Wednesday, May 4, 2011


Press Month began on Sunday with the addition of a two new type cases to the studio. As you can see in the photograph below, I have not yet found space for said type cases...It looks like I will be playing a little studio Stackenblochen.

:: Type Type Type! ::

But who can resist type!

Borders, ornaments, and oh so much more...

...and glorious, glorious wood type.

No, I couldn't resist. This means though that I am cut off.
That's it. No more. My 500 square foot studio has reached capacity.

By the way, this month, I'll be selling a single type cabinet (with type) and a galley tray cabinet, that also contains type, dies, and spacing material. You, dear readers, have first dibs. Please email me if you're interested.

So here we go, Press Month begins, and I submit to you this "before" picture, and we'll see where we are come June.

:: before ::

Tuesday, May 3, 2011

It's Press Month!

That's right, Press Month has begun. May is the month that I have decided to devote all my time and energy to getting my little C&P running and generally, putting the studio in order so that things will run a bit more efficiently at Huldra Press. Thanks to the timely arrival of the tax refund check, I'll be able to do all these things and also pay the rent.

:: that's Junior ::

It's been two months since I bought the press, during which I've given it a thorough cleaning and added oil to all the oil points. So now, when you give the flywheel a good push, it all the parts move smoothly and silently, which is very, very good.

Next, I need to
- level the press
- adjust the platen
- adjust the rollers using tape
- reattach the feed boards
- reconnect the variable speed motor

And print!

Since I don't have any exciting photographs of this great endeavor just yet, instead I'll share some things I've been looking at.

I really love David Neale's jewelry and recommend that you take a look at his charming blog and website to see the variety of work he makes. And I want these very badly.

A group of (handmade!) sketchbooks by the artist. Beautiful color and pattern.

There's something wonderfully 90's about this album art, if you follow the link, you can see a video clip of the booklet which comes with the cd, which is quite nice.

The Giant Wave of Fog

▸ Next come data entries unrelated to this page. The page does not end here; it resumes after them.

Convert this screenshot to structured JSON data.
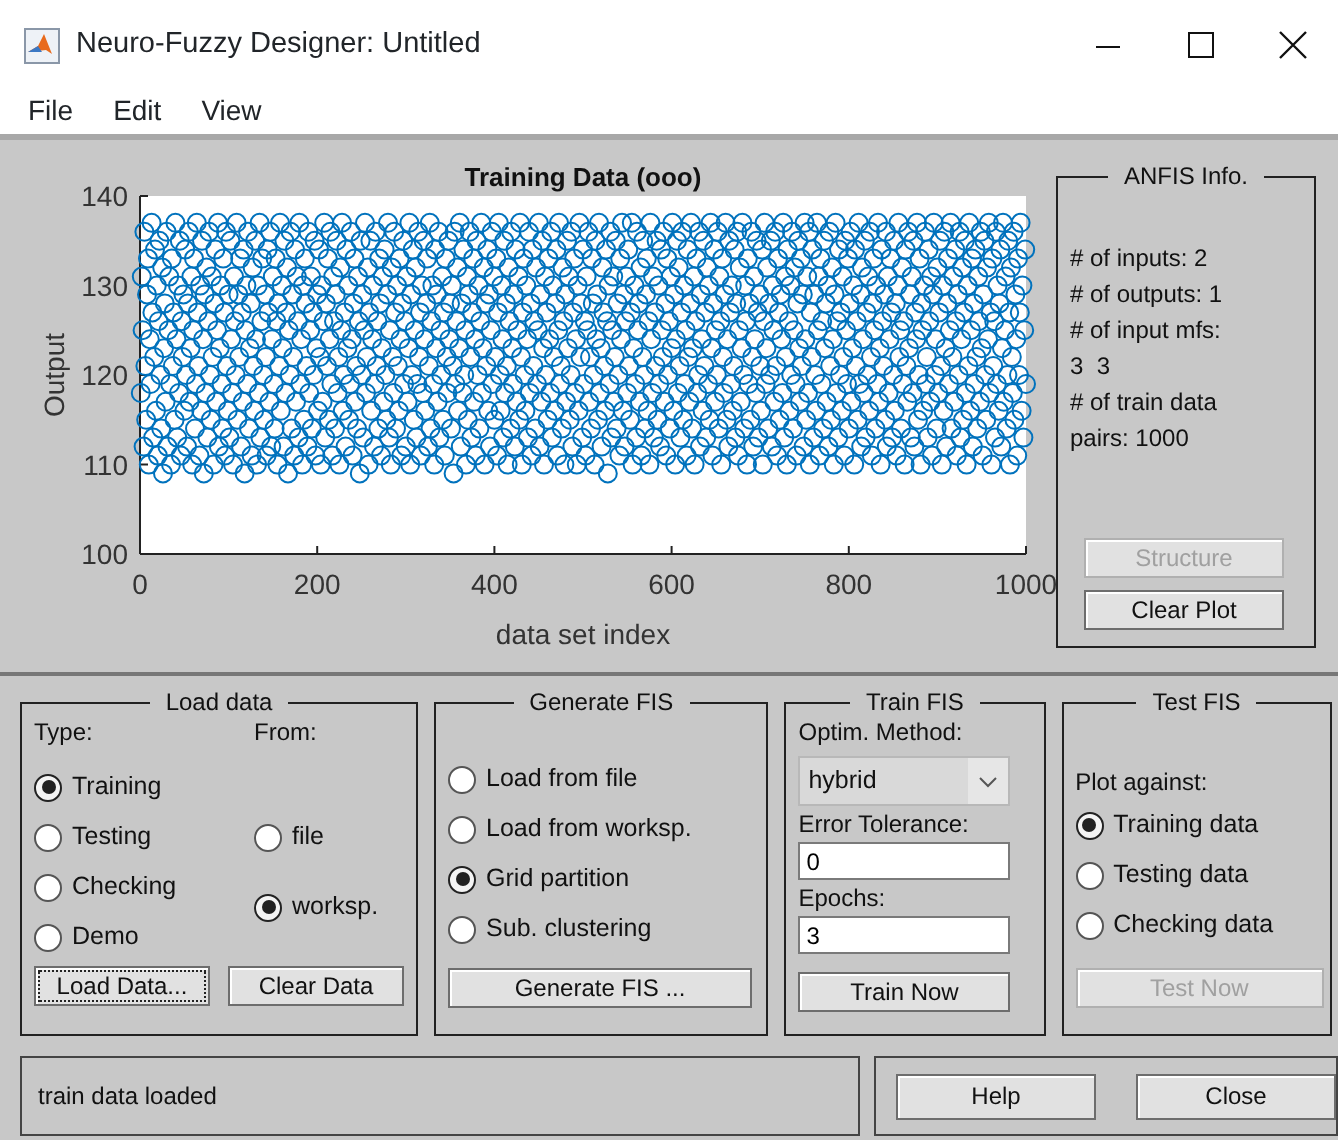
{
  "window": {
    "title": "Neuro-Fuzzy Designer: Untitled"
  },
  "menu": [
    "File",
    "Edit",
    "View"
  ],
  "plot": {
    "chart_data": {
      "type": "scatter",
      "title": "Training Data (ooo)",
      "xlabel": "data set index",
      "ylabel": "Output",
      "xlim": [
        0,
        1000
      ],
      "ylim": [
        100,
        140
      ],
      "xticks": [
        0,
        200,
        400,
        600,
        800,
        1000
      ],
      "yticks": [
        100,
        110,
        120,
        130,
        140
      ],
      "x": [
        1,
        2,
        3,
        4,
        5,
        6,
        7,
        8,
        9,
        10,
        11,
        12,
        13,
        14,
        15,
        16,
        17,
        18,
        19,
        20,
        21,
        22,
        23,
        24,
        25,
        26,
        27,
        28,
        29,
        30,
        31,
        32,
        33,
        34,
        35,
        36,
        37,
        38,
        39,
        40,
        41,
        42,
        43,
        44,
        45,
        46,
        47,
        48,
        49,
        50,
        51,
        52,
        53,
        54,
        55,
        56,
        57,
        58,
        59,
        60,
        61,
        62,
        63,
        64,
        65,
        66,
        67,
        68,
        69,
        70,
        71,
        72,
        73,
        74,
        75,
        76,
        77,
        78,
        79,
        80,
        81,
        82,
        83,
        84,
        85,
        86,
        87,
        88,
        89,
        90,
        91,
        92,
        93,
        94,
        95,
        96,
        97,
        98,
        99,
        100,
        101,
        102,
        103,
        104,
        105,
        106,
        107,
        108,
        109,
        110,
        111,
        112,
        113,
        114,
        115,
        116,
        117,
        118,
        119,
        120,
        121,
        122,
        123,
        124,
        125,
        126,
        127,
        128,
        129,
        130,
        131,
        132,
        133,
        134,
        135,
        136,
        137,
        138,
        139,
        140,
        141,
        142,
        143,
        144,
        145,
        146,
        147,
        148,
        149,
        150,
        151,
        152,
        153,
        154,
        155,
        156,
        157,
        158,
        159,
        160,
        161,
        162,
        163,
        164,
        165,
        166,
        167,
        168,
        169,
        170,
        171,
        172,
        173,
        174,
        175,
        176,
        177,
        178,
        179,
        180,
        181,
        182,
        183,
        184,
        185,
        186,
        187,
        188,
        189,
        190,
        191,
        192,
        193,
        194,
        195,
        196,
        197,
        198,
        199,
        200,
        201,
        202,
        203,
        204,
        205,
        206,
        207,
        208,
        209,
        210,
        211,
        212,
        213,
        214,
        215,
        216,
        217,
        218,
        219,
        220,
        221,
        222,
        223,
        224,
        225,
        226,
        227,
        228,
        229,
        230,
        231,
        232,
        233,
        234,
        235,
        236,
        237,
        238,
        239,
        240,
        241,
        242,
        243,
        244,
        245,
        246,
        247,
        248,
        249,
        250,
        251,
        252,
        253,
        254,
        255,
        256,
        257,
        258,
        259,
        260,
        261,
        262,
        263,
        264,
        265,
        266,
        267,
        268,
        269,
        270,
        271,
        272,
        273,
        274,
        275,
        276,
        277,
        278,
        279,
        280,
        281,
        282,
        283,
        284,
        285,
        286,
        287,
        288,
        289,
        290,
        291,
        292,
        293,
        294,
        295,
        296,
        297,
        298,
        299,
        300,
        301,
        302,
        303,
        304,
        305,
        306,
        307,
        308,
        309,
        310,
        311,
        312,
        313,
        314,
        315,
        316,
        317,
        318,
        319,
        320,
        321,
        322,
        323,
        324,
        325,
        326,
        327,
        328,
        329,
        330,
        331,
        332,
        333,
        334,
        335,
        336,
        337,
        338,
        339,
        340,
        341,
        342,
        343,
        344,
        345,
        346,
        347,
        348,
        349,
        350,
        351,
        352,
        353,
        354,
        355,
        356,
        357,
        358,
        359,
        360,
        361,
        362,
        363,
        364,
        365,
        366,
        367,
        368,
        369,
        370,
        371,
        372,
        373,
        374,
        375,
        376,
        377,
        378,
        379,
        380,
        381,
        382,
        383,
        384,
        385,
        386,
        387,
        388,
        389,
        390,
        391,
        392,
        393,
        394,
        395,
        396,
        397,
        398,
        399,
        400,
        401,
        402,
        403,
        404,
        405,
        406,
        407,
        408,
        409,
        410,
        411,
        412,
        413,
        414,
        415,
        416,
        417,
        418,
        419,
        420,
        421,
        422,
        423,
        424,
        425,
        426,
        427,
        428,
        429,
        430,
        431,
        432,
        433,
        434,
        435,
        436,
        437,
        438,
        439,
        440,
        441,
        442,
        443,
        444,
        445,
        446,
        447,
        448,
        449,
        450,
        451,
        452,
        453,
        454,
        455,
        456,
        457,
        458,
        459,
        460,
        461,
        462,
        463,
        464,
        465,
        466,
        467,
        468,
        469,
        470,
        471,
        472,
        473,
        474,
        475,
        476,
        477,
        478,
        479,
        480,
        481,
        482,
        483,
        484,
        485,
        486,
        487,
        488,
        489,
        490,
        491,
        492,
        493,
        494,
        495,
        496,
        497,
        498,
        499,
        500,
        501,
        502,
        503,
        504,
        505,
        506,
        507,
        508,
        509,
        510,
        511,
        512,
        513,
        514,
        515,
        516,
        517,
        518,
        519,
        520,
        521,
        522,
        523,
        524,
        525,
        526,
        527,
        528,
        529,
        530,
        531,
        532,
        533,
        534,
        535,
        536,
        537,
        538,
        539,
        540,
        541,
        542,
        543,
        544,
        545,
        546,
        547,
        548,
        549,
        550,
        551,
        552,
        553,
        554,
        555,
        556,
        557,
        558,
        559,
        560,
        561,
        562,
        563,
        564,
        565,
        566,
        567,
        568,
        569,
        570,
        571,
        572,
        573,
        574,
        575,
        576,
        577,
        578,
        579,
        580,
        581,
        582,
        583,
        584,
        585,
        586,
        587,
        588,
        589,
        590,
        591,
        592,
        593,
        594,
        595,
        596,
        597,
        598,
        599,
        600,
        601,
        602,
        603,
        604,
        605,
        606,
        607,
        608,
        609,
        610,
        611,
        612,
        613,
        614,
        615,
        616,
        617,
        618,
        619,
        620,
        621,
        622,
        623,
        624,
        625,
        626,
        627,
        628,
        629,
        630,
        631,
        632,
        633,
        634,
        635,
        636,
        637,
        638,
        639,
        640,
        641,
        642,
        643,
        644,
        645,
        646,
        647,
        648,
        649,
        650,
        651,
        652,
        653,
        654,
        655,
        656,
        657,
        658,
        659,
        660,
        661,
        662,
        663,
        664,
        665,
        666,
        667,
        668,
        669,
        670,
        671,
        672,
        673,
        674,
        675,
        676,
        677,
        678,
        679,
        680,
        681,
        682,
        683,
        684,
        685,
        686,
        687,
        688,
        689,
        690,
        691,
        692,
        693,
        694,
        695,
        696,
        697,
        698,
        699,
        700,
        701,
        702,
        703,
        704,
        705,
        706,
        707,
        708,
        709,
        710,
        711,
        712,
        713,
        714,
        715,
        716,
        717,
        718,
        719,
        720,
        721,
        722,
        723,
        724,
        725,
        726,
        727,
        728,
        729,
        730,
        731,
        732,
        733,
        734,
        735,
        736,
        737,
        738,
        739,
        740,
        741,
        742,
        743,
        744,
        745,
        746,
        747,
        748,
        749,
        750,
        751,
        752,
        753,
        754,
        755,
        756,
        757,
        758,
        759,
        760,
        761,
        762,
        763,
        764,
        765,
        766,
        767,
        768,
        769,
        770,
        771,
        772,
        773,
        774,
        775,
        776,
        777,
        778,
        779,
        780,
        781,
        782,
        783,
        784,
        785,
        786,
        787,
        788,
        789,
        790,
        791,
        792,
        793,
        794,
        795,
        796,
        797,
        798,
        799,
        800,
        801,
        802,
        803,
        804,
        805,
        806,
        807,
        808,
        809,
        810,
        811,
        812,
        813,
        814,
        815,
        816,
        817,
        818,
        819,
        820,
        821,
        822,
        823,
        824,
        825,
        826,
        827,
        828,
        829,
        830,
        831,
        832,
        833,
        834,
        835,
        836,
        837,
        838,
        839,
        840,
        841,
        842,
        843,
        844,
        845,
        846,
        847,
        848,
        849,
        850,
        851,
        852,
        853,
        854,
        855,
        856,
        857,
        858,
        859,
        860,
        861,
        862,
        863,
        864,
        865,
        866,
        867,
        868,
        869,
        870,
        871,
        872,
        873,
        874,
        875,
        876,
        877,
        878,
        879,
        880,
        881,
        882,
        883,
        884,
        885,
        886,
        887,
        888,
        889,
        890,
        891,
        892,
        893,
        894,
        895,
        896,
        897,
        898,
        899,
        900,
        901,
        902,
        903,
        904,
        905,
        906,
        907,
        908,
        909,
        910,
        911,
        912,
        913,
        914,
        915,
        916,
        917,
        918,
        919,
        920,
        921,
        922,
        923,
        924,
        925,
        926,
        927,
        928,
        929,
        930,
        931,
        932,
        933,
        934,
        935,
        936,
        937,
        938,
        939,
        940,
        941,
        942,
        943,
        944,
        945,
        946,
        947,
        948,
        949,
        950,
        951,
        952,
        953,
        954,
        955,
        956,
        957,
        958,
        959,
        960,
        961,
        962,
        963,
        964,
        965,
        966,
        967,
        968,
        969,
        970,
        971,
        972,
        973,
        974,
        975,
        976,
        977,
        978,
        979,
        980,
        981,
        982,
        983,
        984,
        985,
        986,
        987,
        988,
        989,
        990,
        991,
        992,
        993,
        994,
        995,
        996,
        997,
        998,
        999,
        1000
      ],
      "series": [
        {
          "color": "#0072bd",
          "values": [
            118,
            131,
            125,
            112,
            136,
            121,
            115,
            129,
            133,
            110,
            124,
            119,
            137,
            127,
            113,
            122,
            134,
            116,
            130,
            111,
            126,
            135,
            120,
            114,
            132,
            109,
            123,
            128,
            117,
            136,
            112,
            125,
            131,
            119,
            110,
            133,
            121,
            127,
            115,
            137,
            124,
            113,
            130,
            118,
            135,
            111,
            126,
            122,
            129,
            116,
            134,
            120,
            112,
            128,
            136,
            117,
            123,
            131,
            110,
            125,
            133,
            114,
            119,
            137,
            127,
            121,
            111,
            130,
            116,
            135,
            124,
            109,
            129,
            118,
            132,
            113,
            126,
            136,
            120,
            115,
            131,
            122,
            110,
            128,
            134,
            117,
            125,
            137,
            112,
            123,
            130,
            119,
            114,
            133,
            127,
            111,
            136,
            121,
            116,
            129,
            113,
            135,
            124,
            118,
            110,
            131,
            126,
            120,
            137,
            115,
            129,
            122,
            133,
            112,
            127,
            117,
            134,
            109,
            125,
            130,
            119,
            136,
            114,
            123,
            128,
            111,
            132,
            121,
            116,
            135,
            124,
            110,
            130,
            118,
            137,
            113,
            126,
            133,
            120,
            115,
            129,
            122,
            111,
            134,
            127,
            117,
            136,
            112,
            124,
            131,
            119,
            114,
            133,
            126,
            110,
            128,
            121,
            137,
            116,
            130,
            123,
            112,
            135,
            118,
            127,
            132,
            109,
            125,
            120,
            136,
            114,
            129,
            122,
            111,
            134,
            117,
            131,
            126,
            113,
            137,
            119,
            124,
            110,
            130,
            115,
            133,
            128,
            121,
            112,
            136,
            118,
            125,
            131,
            114,
            127,
            120,
            135,
            111,
            123,
            129,
            116,
            134,
            122,
            110,
            130,
            117,
            126,
            137,
            113,
            128,
            121,
            133,
            115,
            124,
            136,
            119,
            111,
            131,
            126,
            114,
            129,
            135,
            118,
            122,
            110,
            132,
            125,
            137,
            116,
            120,
            127,
            112,
            134,
            123,
            130,
            115,
            119,
            136,
            124,
            111,
            128,
            133,
            117,
            121,
            114,
            131,
            126,
            109,
            135,
            120,
            129,
            113,
            125,
            137,
            118,
            122,
            132,
            110,
            127,
            135,
            116,
            124,
            130,
            112,
            119,
            136,
            121,
            126,
            114,
            133,
            128,
            111,
            123,
            131,
            117,
            134,
            120,
            115,
            129,
            137,
            113,
            125,
            110,
            132,
            122,
            118,
            136,
            127,
            114,
            130,
            121,
            116,
            133,
            124,
            111,
            128,
            135,
            119,
            126,
            112,
            131,
            117,
            123,
            137,
            110,
            129,
            120,
            134,
            115,
            125,
            132,
            113,
            119,
            136,
            122,
            127,
            111,
            130,
            118,
            135,
            124,
            116,
            128,
            133,
            112,
            121,
            137,
            114,
            126,
            130,
            119,
            110,
            134,
            123,
            129,
            117,
            136,
            113,
            125,
            120,
            131,
            115,
            127,
            111,
            133,
            122,
            118,
            135,
            124,
            128,
            114,
            130,
            121,
            109,
            136,
            119,
            126,
            132,
            116,
            123,
            137,
            112,
            128,
            118,
            134,
            120,
            125,
            110,
            131,
            115,
            129,
            136,
            122,
            113,
            127,
            133,
            117,
            124,
            111,
            135,
            120,
            130,
            114,
            126,
            137,
            118,
            123,
            132,
            110,
            128,
            121,
            134,
            116,
            129,
            112,
            125,
            136,
            119,
            131,
            115,
            122,
            133,
            111,
            127,
            137,
            120,
            116,
            130,
            124,
            113,
            135,
            118,
            128,
            121,
            110,
            132,
            126,
            114,
            136,
            123,
            119,
            129,
            112,
            134,
            117,
            125,
            131,
            115,
            137,
            122,
            110,
            127,
            133,
            120,
            116,
            130,
            124,
            113,
            136,
            118,
            128,
            111,
            134,
            121,
            126,
            114,
            132,
            119,
            125,
            137,
            112,
            129,
            117,
            135,
            123,
            110,
            131,
            120,
            127,
            115,
            133,
            124,
            118,
            136,
            113,
            130,
            122,
            116,
            128,
            134,
            111,
            125,
            137,
            119,
            121,
            114,
            132,
            126,
            110,
            129,
            117,
            135,
            123,
            131,
            115,
            120,
            136,
            112,
            127,
            133,
            118,
            124,
            110,
            130,
            116,
            137,
            122,
            128,
            113,
            134,
            119,
            126,
            111,
            131,
            125,
            136,
            117,
            122,
            114,
            133,
            128,
            120,
            110,
            135,
            124,
            129,
            115,
            137,
            118,
            123,
            112,
            132,
            127,
            121,
            116,
            134,
            126,
            109,
            130,
            119,
            136,
            113,
            125,
            131,
            117,
            122,
            135,
            114,
            128,
            120,
            111,
            133,
            124,
            137,
            116,
            129,
            112,
            126,
            131,
            118,
            134,
            121,
            115,
            127,
            137,
            110,
            123,
            130,
            119,
            113,
            136,
            125,
            128,
            117,
            132,
            111,
            122,
            135,
            120,
            114,
            129,
            133,
            116,
            126,
            110,
            137,
            124,
            118,
            131,
            113,
            127,
            121,
            135,
            115,
            130,
            119,
            112,
            134,
            125,
            122,
            136,
            117,
            128,
            111,
            133,
            120,
            126,
            114,
            131,
            123,
            137,
            116,
            129,
            110,
            124,
            135,
            118,
            132,
            121,
            113,
            127,
            136,
            115,
            130,
            119,
            125,
            111,
            134,
            122,
            117,
            128,
            137,
            114,
            123,
            131,
            110,
            126,
            133,
            118,
            120,
            136,
            112,
            129,
            124,
            116,
            135,
            121,
            127,
            113,
            132,
            119,
            130,
            115,
            137,
            123,
            111,
            128,
            134,
            117,
            125,
            120,
            136,
            114,
            131,
            126,
            110,
            133,
            122,
            118,
            129,
            137,
            115,
            124,
            112,
            135,
            127,
            119,
            130,
            116,
            121,
            134,
            113,
            128,
            136,
            111,
            125,
            132,
            117,
            123,
            137,
            120,
            114,
            130,
            126,
            110,
            133,
            119,
            128,
            115,
            136,
            122,
            112,
            131,
            124,
            118,
            135,
            127,
            113,
            129,
            121,
            116,
            134,
            110,
            126,
            137,
            119,
            123,
            132,
            114,
            128,
            120,
            135,
            112,
            130,
            125,
            117,
            136,
            121,
            111,
            133,
            127,
            115,
            129,
            124,
            118,
            137,
            113,
            131,
            122,
            110,
            134,
            126,
            116,
            130,
            120,
            136,
            114,
            125,
            132,
            119,
            111,
            128,
            135,
            123,
            117,
            133,
            121,
            129,
            112,
            137,
            124,
            115,
            131,
            118,
            136,
            110,
            127,
            122,
            134,
            113,
            129,
            120,
            116,
            137,
            125,
            131,
            111,
            133,
            119,
            126,
            114,
            135,
            123,
            128,
            117,
            130,
            112,
            136,
            121,
            115,
            132,
            124,
            110,
            129,
            137,
            118,
            126,
            113,
            134,
            120,
            127,
            116,
            131,
            122,
            111,
            135,
            125,
            119,
            133,
            114,
            128,
            136,
            117,
            123,
            130,
            110,
            134,
            121,
            126,
            115,
            137,
            119,
            129,
            112,
            132,
            124,
            118,
            135,
            113,
            127,
            120,
            131,
            116,
            136,
            122,
            111,
            128,
            133,
            125,
            114,
            130,
            119,
            137,
            117,
            123,
            110,
            134,
            126,
            121,
            129,
            115,
            136,
            112,
            131,
            118,
            124,
            133,
            127,
            113,
            120,
            135,
            116,
            128,
            111,
            130,
            137,
            122,
            125,
            114,
            132,
            119,
            126,
            110,
            134,
            121,
            117,
            136,
            123,
            129,
            113,
            131,
            118,
            135,
            112,
            127,
            124,
            137,
            115,
            120,
            133,
            110,
            128,
            125,
            116,
            130,
            136,
            119,
            122,
            113,
            134,
            126,
            117,
            131,
            111,
            129,
            137,
            120,
            124,
            114,
            132,
            118,
            127,
            135,
            121,
            110,
            130,
            116,
            136,
            123,
            112,
            128,
            133,
            119,
            125,
            137,
            114,
            122,
            131,
            117,
            134,
            126,
            111,
            129,
            120,
            136,
            113,
            124,
            132,
            115,
            127,
            135,
            118,
            110,
            130,
            121,
            137,
            116,
            125,
            133,
            112,
            128,
            119,
            134,
            122,
            114,
            131,
            126,
            117,
            136,
            123,
            111,
            129,
            135,
            120,
            115,
            132,
            124,
            137,
            118,
            127,
            110,
            133,
            121,
            126,
            113,
            136,
            119,
            130,
            116,
            128,
            134,
            112,
            123,
            137,
            117,
            125,
            131,
            114,
            120,
            135,
            127,
            110,
            132,
            122,
            118,
            136,
            115,
            129,
            124,
            111,
            133,
            120,
            127,
            137,
            116,
            130,
            113,
            125,
            134,
            119
          ]
        }
      ]
    }
  },
  "anfis_info": {
    "title": "ANFIS Info.",
    "lines": [
      "# of inputs: 2",
      "# of outputs: 1",
      "# of input mfs:",
      "3  3",
      "# of train data",
      "pairs: 1000"
    ],
    "buttons": [
      {
        "label": "Structure",
        "disabled": true
      },
      {
        "label": "Clear Plot",
        "disabled": false
      }
    ]
  },
  "load_data": {
    "title": "Load data",
    "type_label": "Type:",
    "from_label": "From:",
    "types": [
      {
        "label": "Training",
        "selected": true
      },
      {
        "label": "Testing",
        "selected": false
      },
      {
        "label": "Checking",
        "selected": false
      },
      {
        "label": "Demo",
        "selected": false
      }
    ],
    "sources": [
      {
        "label": "file",
        "selected": false
      },
      {
        "label": "worksp.",
        "selected": true
      }
    ],
    "buttons": [
      {
        "label": "Load Data...",
        "focused": true
      },
      {
        "label": "Clear Data",
        "focused": false
      }
    ]
  },
  "generate_fis": {
    "title": "Generate FIS",
    "options": [
      {
        "label": "Load from file",
        "selected": false
      },
      {
        "label": "Load from worksp.",
        "selected": false
      },
      {
        "label": "Grid partition",
        "selected": true
      },
      {
        "label": "Sub. clustering",
        "selected": false
      }
    ],
    "button": "Generate FIS ..."
  },
  "train_fis": {
    "title": "Train FIS",
    "method_label": "Optim. Method:",
    "method": "hybrid",
    "tolerance_label": "Error Tolerance:",
    "tolerance": "0",
    "epochs_label": "Epochs:",
    "epochs": "3",
    "button": "Train Now"
  },
  "test_fis": {
    "title": "Test FIS",
    "plot_label": "Plot against:",
    "options": [
      {
        "label": "Training data",
        "selected": true
      },
      {
        "label": "Testing data",
        "selected": false
      },
      {
        "label": "Checking data",
        "selected": false
      }
    ],
    "button": {
      "label": "Test Now",
      "disabled": true
    }
  },
  "status": "train data loaded",
  "footer_buttons": [
    "Help",
    "Close"
  ]
}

:: altered image from a glass plate negative by Huldra Press ::

Last night, I dreamt about a giant wave of fog, as tall as a mountain, rising up and up until it curled and fell onto everyone below. I remember saying, "here it comes," and we all held our breath and closed our eyes, as if it would crush us, but instead, it blew over us, for many minutes, and then it was gone.

It was strange and lovely image, and I'll be thinking about it for some time.